Once I’ve allowed my brain the idea of sugar, I think of donuts, which, let’s face it, are heroin.  The space between my ears shimmers with pleasure and a palpable tingle when I bite into them.  Sunday mornings on the prairie when Greg and I are feeling hedonistic, he hops in the car for maple bacon long johns (for me) and chocolate-covered custard filled donuts (for him).  Thinking about the jolt of pleasure I get from a mouthful of hot and puffed glazed dough, I decide we’ll indulge my sister, her husband and my niece Ava, along with Greg’s son with homemade donuts when we host a post-Thanksgiving brunch.  And yes, there will be chocolate and bacon.
 
Lemon Souffle pancakes with blueberries
Last, I’m dreaming of lemon soufflé pancakes, a recipe that’s delicate and light and like eating little lemony clouds.  You fold whipped egg whites into a batter made from ricotta cheese, lemon zest and yolks with just dusting of flour and sugar.  The soufflé-like batter is dropped gently by the quarter cup-full onto a hot griddle and turned carefully with a cake spatula. If the angels could eat, this would be their dish.  Think Bruno Ganz closing his eyes in appreciation over a loving and luxurious bite. Dust the hot cakes with powdered sugar and serve with maple sausage.  When done right, the pancakes retain their lift and you walk away from the table feeling as virtuous as a saint, having eaten something that registers as “bad” but without the requisite gluten or sugar load.  Now, that’s my kind of breakfast.
 

 

Let me proclaim this week to be austerity free.  Let pleasure and the tingle on the tongue reign. For Thanksgiving, I’ll be forgetting the turkey to write about pie instead.  Indulge, I say.  And let the party begin.  
The River Between the Living and the Dead
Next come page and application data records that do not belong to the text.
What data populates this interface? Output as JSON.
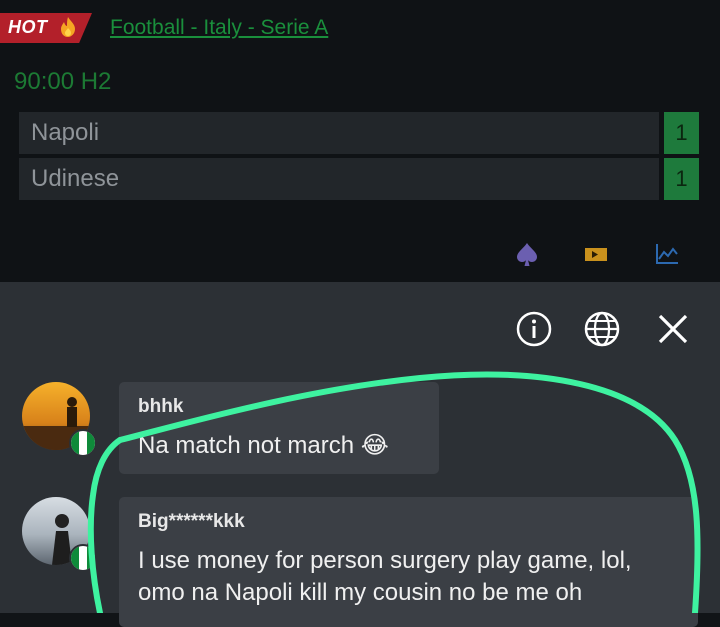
{
  "header": {
    "hot_label": "HOT",
    "league": "Football - Italy - Serie A",
    "match_time": "90:00 H2"
  },
  "teams": [
    {
      "name": "Napoli",
      "score": "1"
    },
    {
      "name": "Udinese",
      "score": "1"
    }
  ],
  "toolbar_icons": [
    "spade-icon",
    "ticket-icon",
    "stats-chart-icon"
  ],
  "chat": {
    "header_icons": [
      "info-icon",
      "globe-icon",
      "close-icon"
    ],
    "messages": [
      {
        "user": "bhhk",
        "text": "Na match not march 😂"
      },
      {
        "user": "Big******kkk",
        "text": "I use money for person surgery play game, lol, omo na Napoli kill my cousin no be me oh"
      }
    ]
  },
  "colors": {
    "accent_green": "#1a8f3c",
    "hot_red": "#b3202a",
    "score_green": "#1e7a3c",
    "annotation": "#3ef2a0"
  }
}
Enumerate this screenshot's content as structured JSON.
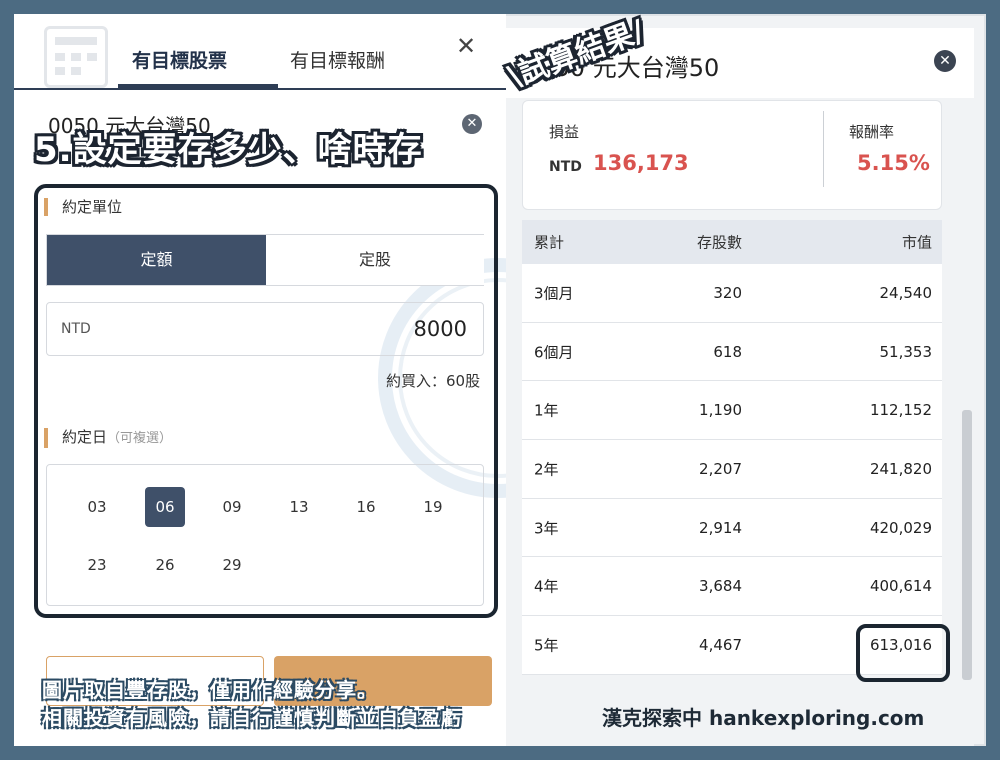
{
  "left_panel": {
    "tabs": [
      "有目標股票",
      "有目標報酬"
    ],
    "subtitle": "0050 元大台灣50",
    "caption": "5.設定要存多少、啥時存",
    "unit_label": "約定單位",
    "unit_options": [
      "定額",
      "定股"
    ],
    "amount_currency": "NTD",
    "amount_value": "8000",
    "buy_note": "約買入：60股",
    "day_label": "約定日",
    "day_label_note": "（可複選）",
    "days": [
      "03",
      "06",
      "09",
      "13",
      "16",
      "19",
      "23",
      "26",
      "29"
    ],
    "selected_day": "06"
  },
  "right_panel": {
    "title": "0050 元大台灣50",
    "stamp": "\\試算結果/",
    "profit_label": "損益",
    "profit_currency": "NTD",
    "profit_value": "136,173",
    "return_label": "報酬率",
    "return_value": "5.15%",
    "table": {
      "headers": [
        "累計",
        "存股數",
        "市值"
      ],
      "rows": [
        [
          "3個月",
          "320",
          "24,540"
        ],
        [
          "6個月",
          "618",
          "51,353"
        ],
        [
          "1年",
          "1,190",
          "112,152"
        ],
        [
          "2年",
          "2,207",
          "241,820"
        ],
        [
          "3年",
          "2,914",
          "420,029"
        ],
        [
          "4年",
          "3,684",
          "400,614"
        ],
        [
          "5年",
          "4,467",
          "613,016"
        ]
      ]
    }
  },
  "footer": {
    "line1": "圖片取自豐存股，僅用作經驗分享。",
    "line2": "相關投資有風險，請自行謹慎判斷並自負盈虧",
    "brand": "漢克探索中 hankexploring.com"
  },
  "colors": {
    "accent_navy": "#3f5069",
    "accent_gold": "#d9a266",
    "profit_red": "#d9534f",
    "border_blue": "#4c6b82"
  }
}
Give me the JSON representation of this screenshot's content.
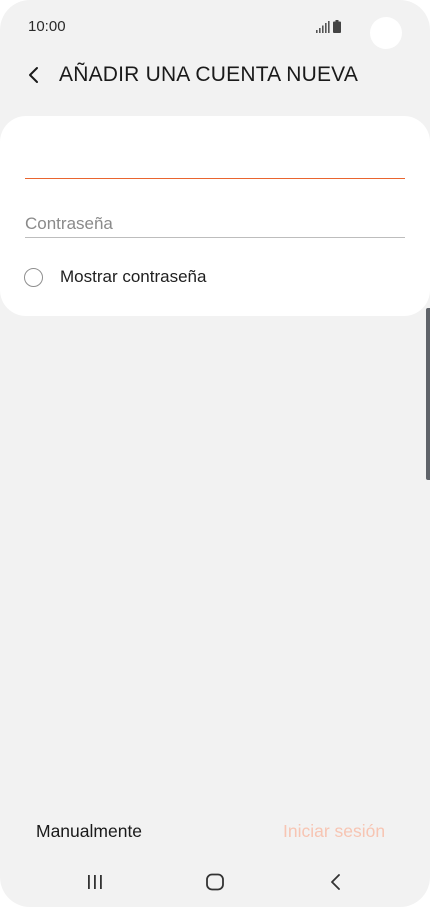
{
  "status_bar": {
    "time": "10:00",
    "icons": [
      "signal-icon",
      "battery-icon"
    ]
  },
  "header": {
    "back_icon": "chevron-left-icon",
    "title": "AÑADIR UNA CUENTA NUEVA"
  },
  "form": {
    "email": {
      "value": "",
      "placeholder": ""
    },
    "password": {
      "value": "",
      "placeholder": "Contraseña"
    },
    "show_password": {
      "label": "Mostrar contraseña",
      "checked": false
    }
  },
  "actions": {
    "manual_label": "Manualmente",
    "signin_label": "Iniciar sesión",
    "signin_enabled": false
  },
  "nav_bar": {
    "icons": [
      "recents-icon",
      "home-icon",
      "back-icon"
    ]
  },
  "colors": {
    "accent": "#e9652f",
    "disabled_accent": "#f7c5b3",
    "background": "#f2f2f2",
    "card": "#ffffff"
  }
}
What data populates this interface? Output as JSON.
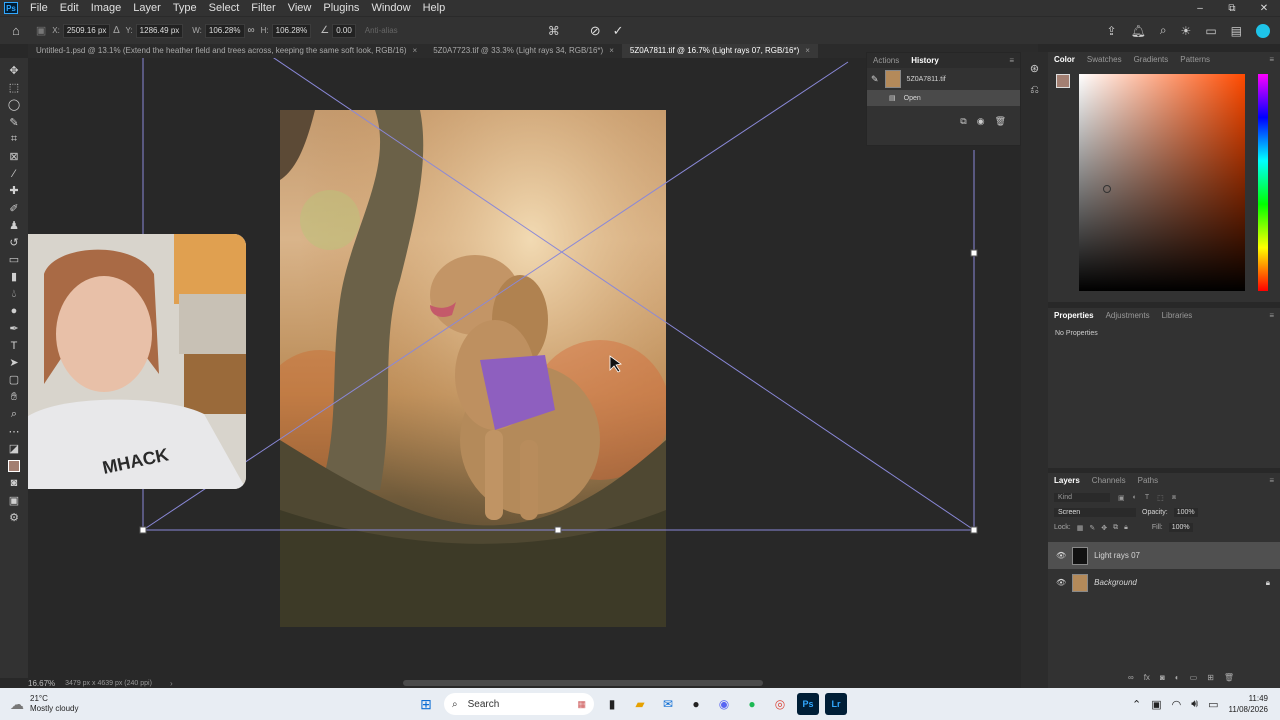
{
  "menubar": {
    "logo": "Ps",
    "items": [
      "File",
      "Edit",
      "Image",
      "Layer",
      "Type",
      "Select",
      "Filter",
      "View",
      "Plugins",
      "Window",
      "Help"
    ],
    "window_controls": [
      "–",
      "⧉",
      "✕"
    ]
  },
  "options": {
    "x_label": "X:",
    "x_value": "2509.16 px",
    "y_label": "Y:",
    "y_value": "1286.49 px",
    "w_label": "W:",
    "w_value": "106.28%",
    "h_label": "H:",
    "h_value": "106.28%",
    "angle_value": "0.00",
    "antialias": "Anti-alias"
  },
  "tabs": [
    {
      "label": "Untitled-1.psd @ 13.1% (Extend the heather field and trees across, keeping the same soft look, RGB/16)",
      "active": false
    },
    {
      "label": "5Z0A7723.tif @ 33.3% (Light rays 34, RGB/16*)",
      "active": false
    },
    {
      "label": "5Z0A7811.tif @ 16.7% (Light rays 07, RGB/16*)",
      "active": true
    }
  ],
  "history": {
    "tabs": [
      "Actions",
      "History"
    ],
    "snapshot_name": "5Z0A7811.tif",
    "steps": [
      "Open"
    ]
  },
  "color_panel": {
    "tabs": [
      "Color",
      "Swatches",
      "Gradients",
      "Patterns"
    ],
    "hue_color": "#ff4a00"
  },
  "properties_panel": {
    "tabs": [
      "Properties",
      "Adjustments",
      "Libraries"
    ],
    "empty_text": "No Properties"
  },
  "layers_panel": {
    "tabs": [
      "Layers",
      "Channels",
      "Paths"
    ],
    "kind_placeholder": "Kind",
    "blend_mode": "Screen",
    "opacity_label": "Opacity:",
    "opacity_value": "100%",
    "lock_label": "Lock:",
    "fill_label": "Fill:",
    "fill_value": "100%",
    "layers": [
      {
        "name": "Light rays 07",
        "visible": true,
        "selected": true
      },
      {
        "name": "Background",
        "visible": true,
        "selected": false,
        "locked": true
      }
    ]
  },
  "status": {
    "zoom": "16.67%",
    "doc_info": "3479 px x 4639 px (240 ppi)"
  },
  "taskbar": {
    "weather_temp": "21°C",
    "weather_desc": "Mostly cloudy",
    "search_placeholder": "Search",
    "time": "11:49",
    "date": "11/08/2026"
  }
}
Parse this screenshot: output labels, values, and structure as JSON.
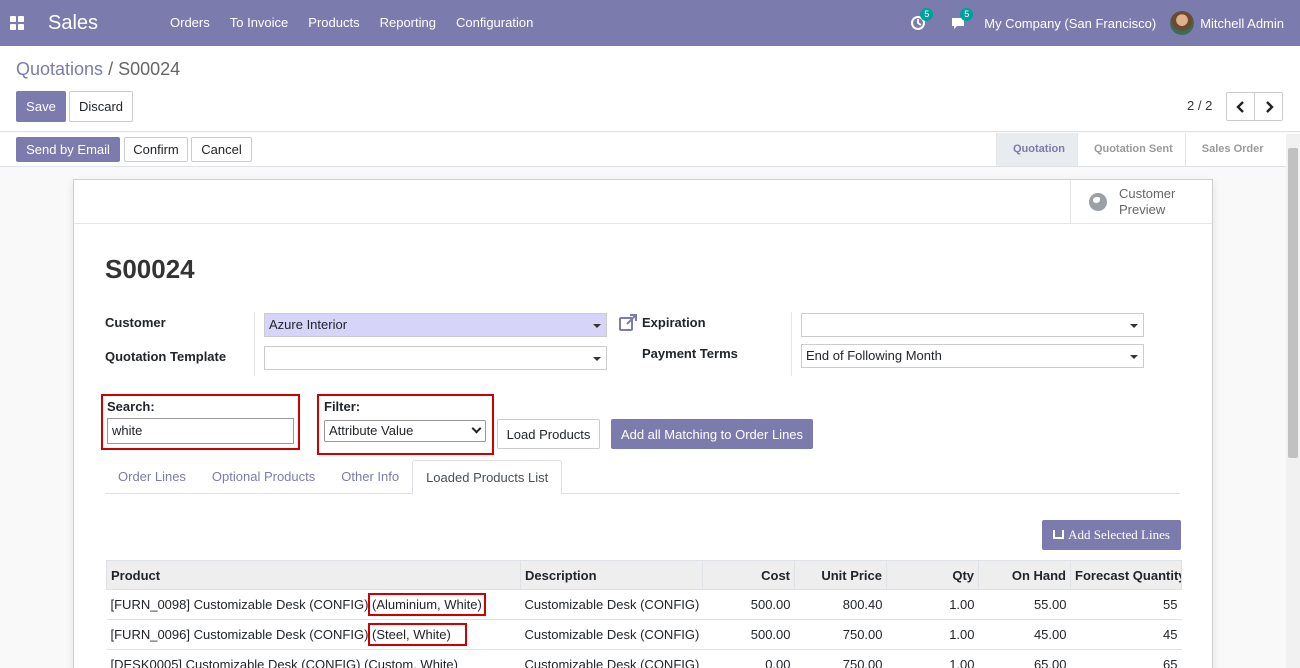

The River Between the Living and the Dead

Ai Wei Wei’s Zodiac:  The Ebbing of the Year of the Ram The year begins singing its death song as fall blooms on the prairie and the days hover in the pendulum swing between abundance and dearth, life and death. Outside, the yard is full […]